Now to the music itself. Even with the crude production, there are some things that the band needed to work on before actually shelling out an album. Some of their songs have the same chord patterns as others, making them sound almost like the exact same song. For example the intro to "Funeral Rites" sounds A LOT like the intro to the all-time classic "Troops of Doom". The speeding riffs on both songs also bear an uncanny resemblance to each other. The e-note rhythm is used quite a bit on the album too. All of the songs, not almost all of them, but ALL of the songs on this album feature the e-note rhythm. They are relatively easy to play on the guitar I'm not saying that it's a bad thing, I'm just saying that it shows the band's inexperience when they made this. It's sort of like Warbringer when they released "War without End", except with shoddy production. However, unlike Warbringer, their choice of time signatures did vary, though they were speedy. There was one to two different time signatures in each song (three if you count the intros to some of them). It's kind of hard to tell them apart, but who cares? At least they've got something going! Despite its lack of riffing skills, "Morbid Visions" has all of the energy and intensity it needs to start mosh pits.

The band not only lacked musicianship when they first started out, they also lacked lyrical creativity. Have you ever noticed that pretty much all of the songs on here had lyrics that had to do with everybody's favorite Lord of Darkness? That's right, that's all they talk about. Look, I'm not a Christian prude or anything (I'm just as disillusioned with the corruption going on in the church as a lot of other people), I'm saying that Sepultura really didn't think too much about writing songs that were about things other than Satan. They could have written songs about how they were fed up with all of the poverty, the corruption, and the violence that was going on in Brazil. They could have at least written songs about wicca, or anything that isn't related to the church, but nope! It's all about the Father of Lies, here. Though, to be fair, singing about the Devil was all that the band needed to get attention. That's how Slayer got successful, and made them one of the biggest bands in the world. Sepultura, on the other hand, would eventually shove Satan out of the way in favor of writing songs about stuff not Satan-related in "Schizophrenia" and later releases.

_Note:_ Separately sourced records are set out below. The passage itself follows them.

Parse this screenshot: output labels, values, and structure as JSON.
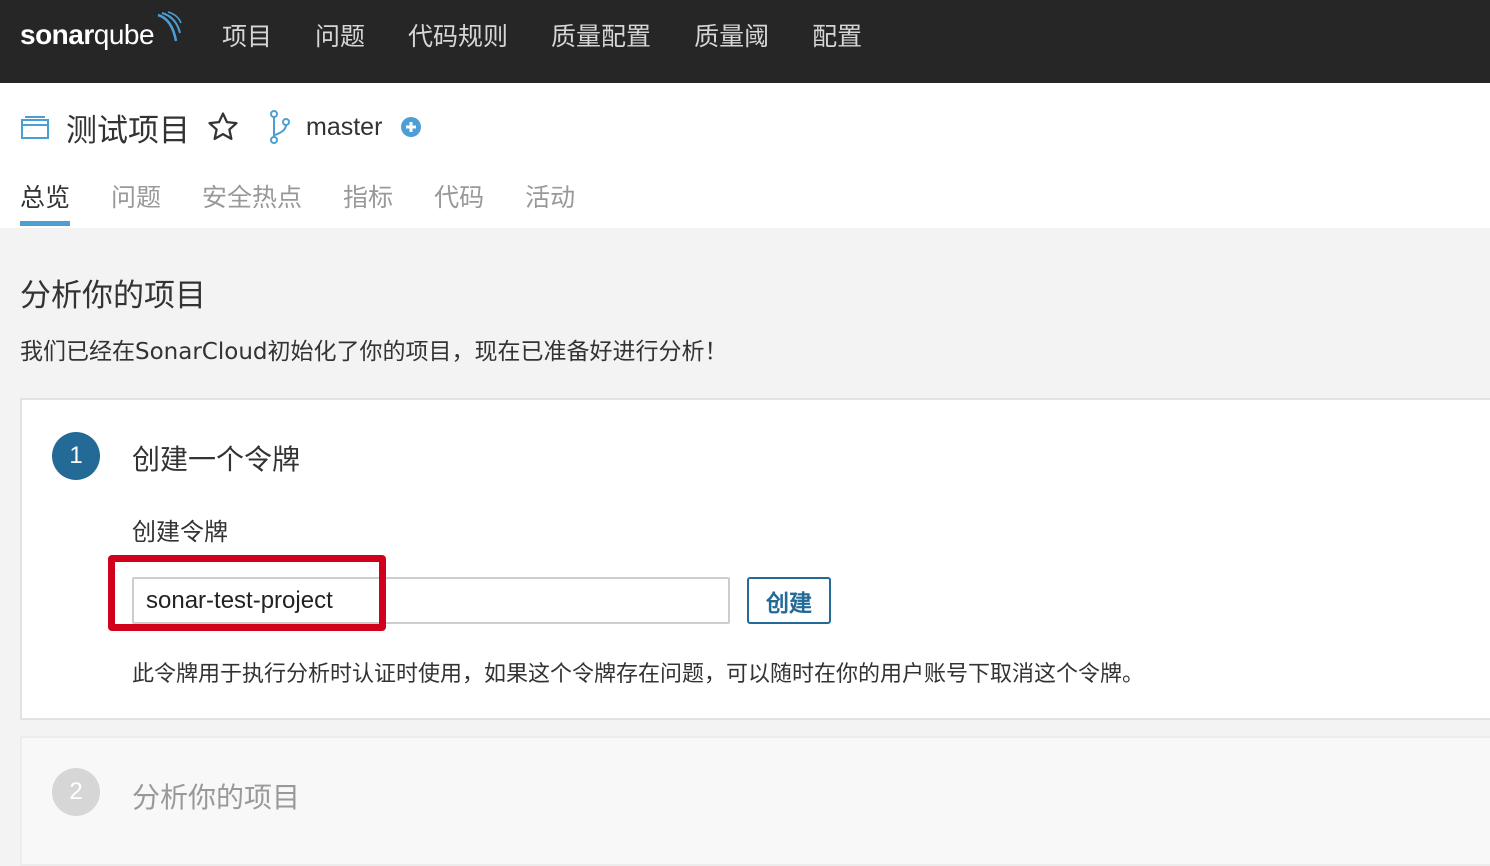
{
  "topnav": {
    "logo_sonar": "sonar",
    "logo_qube": "qube",
    "items": [
      "项目",
      "问题",
      "代码规则",
      "质量配置",
      "质量阈",
      "配置"
    ]
  },
  "project": {
    "name": "测试项目",
    "branch": "master",
    "tabs": [
      "总览",
      "问题",
      "安全热点",
      "指标",
      "代码",
      "活动"
    ],
    "active_tab": "总览"
  },
  "main": {
    "title": "分析你的项目",
    "subtitle": "我们已经在SonarCloud初始化了你的项目，现在已准备好进行分析！"
  },
  "step1": {
    "number": "1",
    "title": "创建一个令牌",
    "token_label": "创建令牌",
    "token_value": "sonar-test-project",
    "create_button": "创建",
    "help_text": "此令牌用于执行分析时认证时使用，如果这个令牌存在问题，可以随时在你的用户账号下取消这个令牌。"
  },
  "step2": {
    "number": "2",
    "title": "分析你的项目"
  },
  "colors": {
    "topnav_bg": "#262626",
    "accent_blue": "#236a97",
    "tab_underline": "#4b9fd5",
    "highlight_red": "#d0021b"
  }
}
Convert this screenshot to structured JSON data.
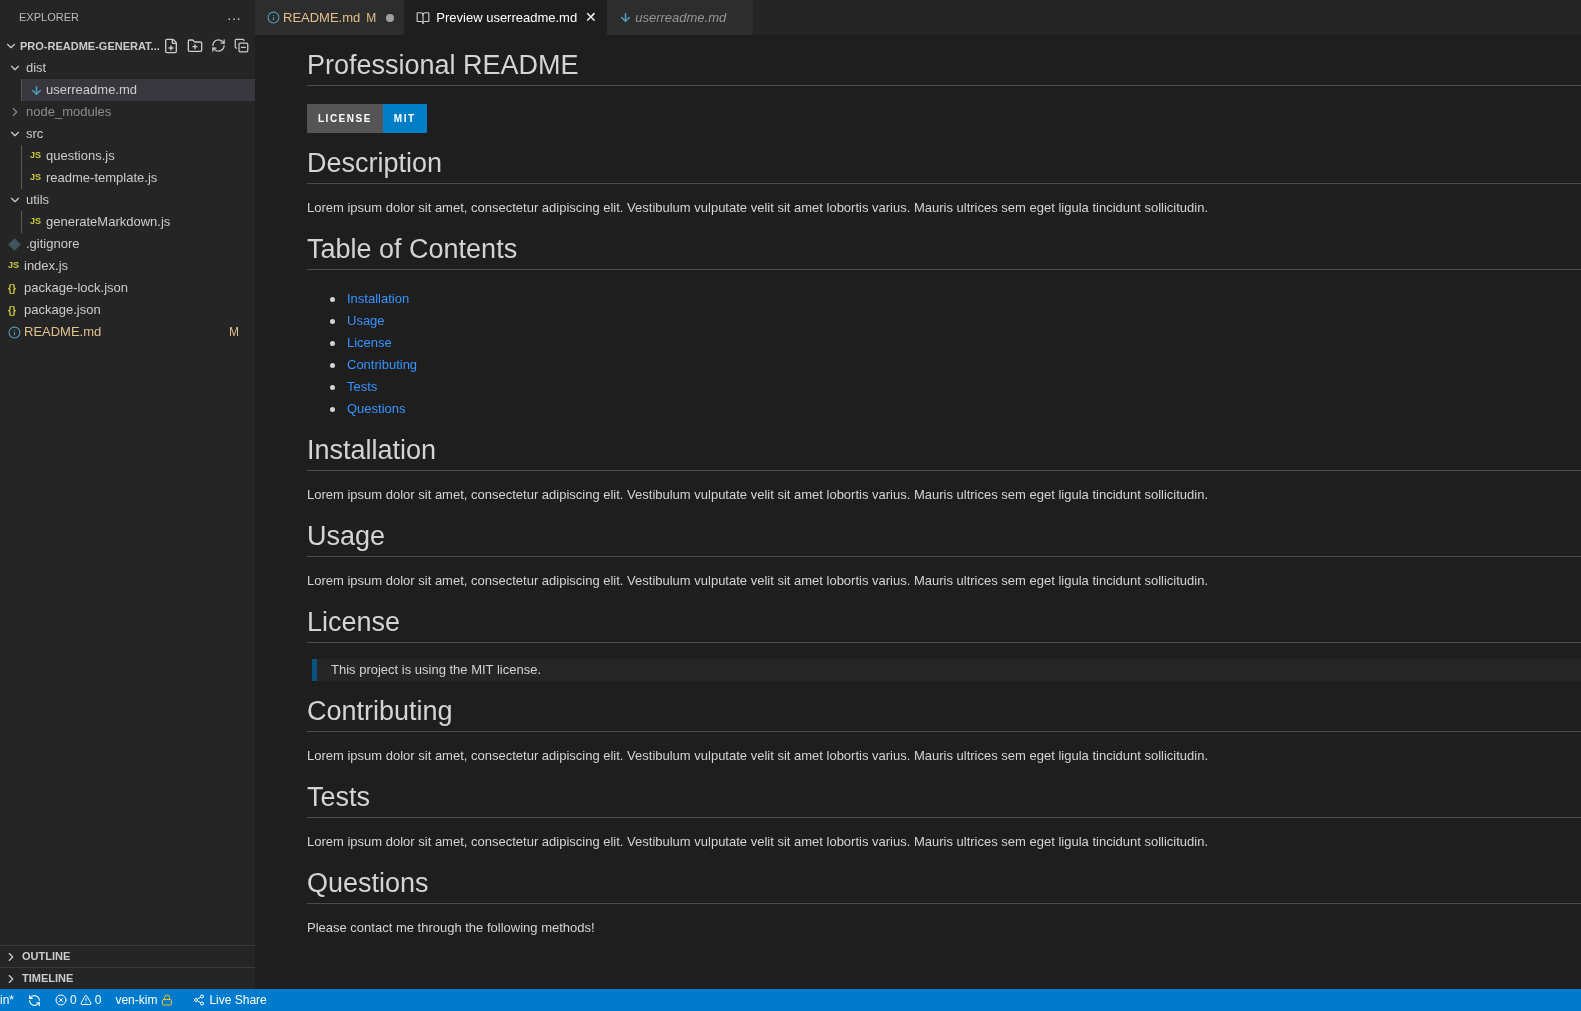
{
  "sidebar": {
    "title": "EXPLORER",
    "menu": "···",
    "root": {
      "label": "PRO-README-GENERAT...",
      "expanded": true
    },
    "tree": [
      {
        "label": "dist",
        "kind": "folder",
        "expanded": true,
        "children": [
          {
            "label": "userreadme.md",
            "kind": "md",
            "selected": true
          }
        ]
      },
      {
        "label": "node_modules",
        "kind": "folder",
        "expanded": false,
        "ignored": true
      },
      {
        "label": "src",
        "kind": "folder",
        "expanded": true,
        "children": [
          {
            "label": "questions.js",
            "kind": "js",
            "icon": "JS",
            "selected": false
          },
          {
            "label": "readme-template.js",
            "kind": "js",
            "icon": "JS",
            "selected": false
          }
        ]
      },
      {
        "label": "utils",
        "kind": "folder",
        "expanded": true,
        "children": [
          {
            "label": "generateMarkdown.js",
            "kind": "js",
            "icon": "JS",
            "selected": false
          }
        ]
      },
      {
        "label": ".gitignore",
        "kind": "git",
        "selected": false
      },
      {
        "label": "index.js",
        "kind": "js",
        "icon": "JS",
        "selected": false
      },
      {
        "label": "package-lock.json",
        "kind": "json",
        "icon": "{}",
        "selected": false
      },
      {
        "label": "package.json",
        "kind": "json",
        "icon": "{}",
        "selected": false
      },
      {
        "label": "README.md",
        "kind": "info",
        "selected": false,
        "badge": "M"
      }
    ],
    "panels": [
      {
        "label": "OUTLINE",
        "expanded": false
      },
      {
        "label": "TIMELINE",
        "expanded": false
      }
    ]
  },
  "tabs": [
    {
      "label": "README.md",
      "kind": "info",
      "badge": "M",
      "dirty": true,
      "italic": false,
      "selected": false
    },
    {
      "label": "Preview userreadme.md",
      "kind": "preview",
      "close": "✕",
      "dirty": false,
      "italic": false,
      "selected": true
    },
    {
      "label": "userreadme.md",
      "kind": "md",
      "dirty": false,
      "italic": true,
      "selected": false
    }
  ],
  "preview": {
    "title": "Professional README",
    "badge": {
      "label": "LICENSE",
      "value": "MIT"
    },
    "sections": [
      {
        "heading": "Description",
        "kind": "paragraph",
        "text": "Lorem ipsum dolor sit amet, consectetur adipiscing elit. Vestibulum vulputate velit sit amet lobortis varius. Mauris ultrices sem eget ligula tincidunt sollicitudin."
      },
      {
        "heading": "Table of Contents",
        "kind": "links",
        "items": [
          "Installation",
          "Usage",
          "License",
          "Contributing",
          "Tests",
          "Questions"
        ]
      },
      {
        "heading": "Installation",
        "kind": "paragraph",
        "text": "Lorem ipsum dolor sit amet, consectetur adipiscing elit. Vestibulum vulputate velit sit amet lobortis varius. Mauris ultrices sem eget ligula tincidunt sollicitudin."
      },
      {
        "heading": "Usage",
        "kind": "paragraph",
        "text": "Lorem ipsum dolor sit amet, consectetur adipiscing elit. Vestibulum vulputate velit sit amet lobortis varius. Mauris ultrices sem eget ligula tincidunt sollicitudin."
      },
      {
        "heading": "License",
        "kind": "quote",
        "text": "This project is using the MIT license."
      },
      {
        "heading": "Contributing",
        "kind": "paragraph",
        "text": "Lorem ipsum dolor sit amet, consectetur adipiscing elit. Vestibulum vulputate velit sit amet lobortis varius. Mauris ultrices sem eget ligula tincidunt sollicitudin."
      },
      {
        "heading": "Tests",
        "kind": "paragraph",
        "text": "Lorem ipsum dolor sit amet, consectetur adipiscing elit. Vestibulum vulputate velit sit amet lobortis varius. Mauris ultrices sem eget ligula tincidunt sollicitudin."
      },
      {
        "heading": "Questions",
        "kind": "paragraph",
        "text": "Please contact me through the following methods!"
      }
    ]
  },
  "status_bar": {
    "branch": "in*",
    "errors": "0",
    "warnings": "0",
    "account": "ven-kim",
    "live_share": "Live Share"
  }
}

What could you expect from a band of newbies on a small, unknown label? Not much, I suppose, but do I enjoy this album, despite all of the things that a young Sepultura could have improved on? I say I actually kind of do. It might not have been an excellent start, but it did get the band noticed, so that they could eventually get signed to a bigger label to produce "Schizophrenia", and eventually leave Brazil to tour the world. Max Cavalera himself admits that "Morbid Visions" wasn't Sepultura's best effort. He said that it was the product of a very young band with very little experience, and I can believe him. It's easy to acknowledge the band's lack of creativity when the album came out, but then again, Sepultura really didn't need much when it started its high-powered attack.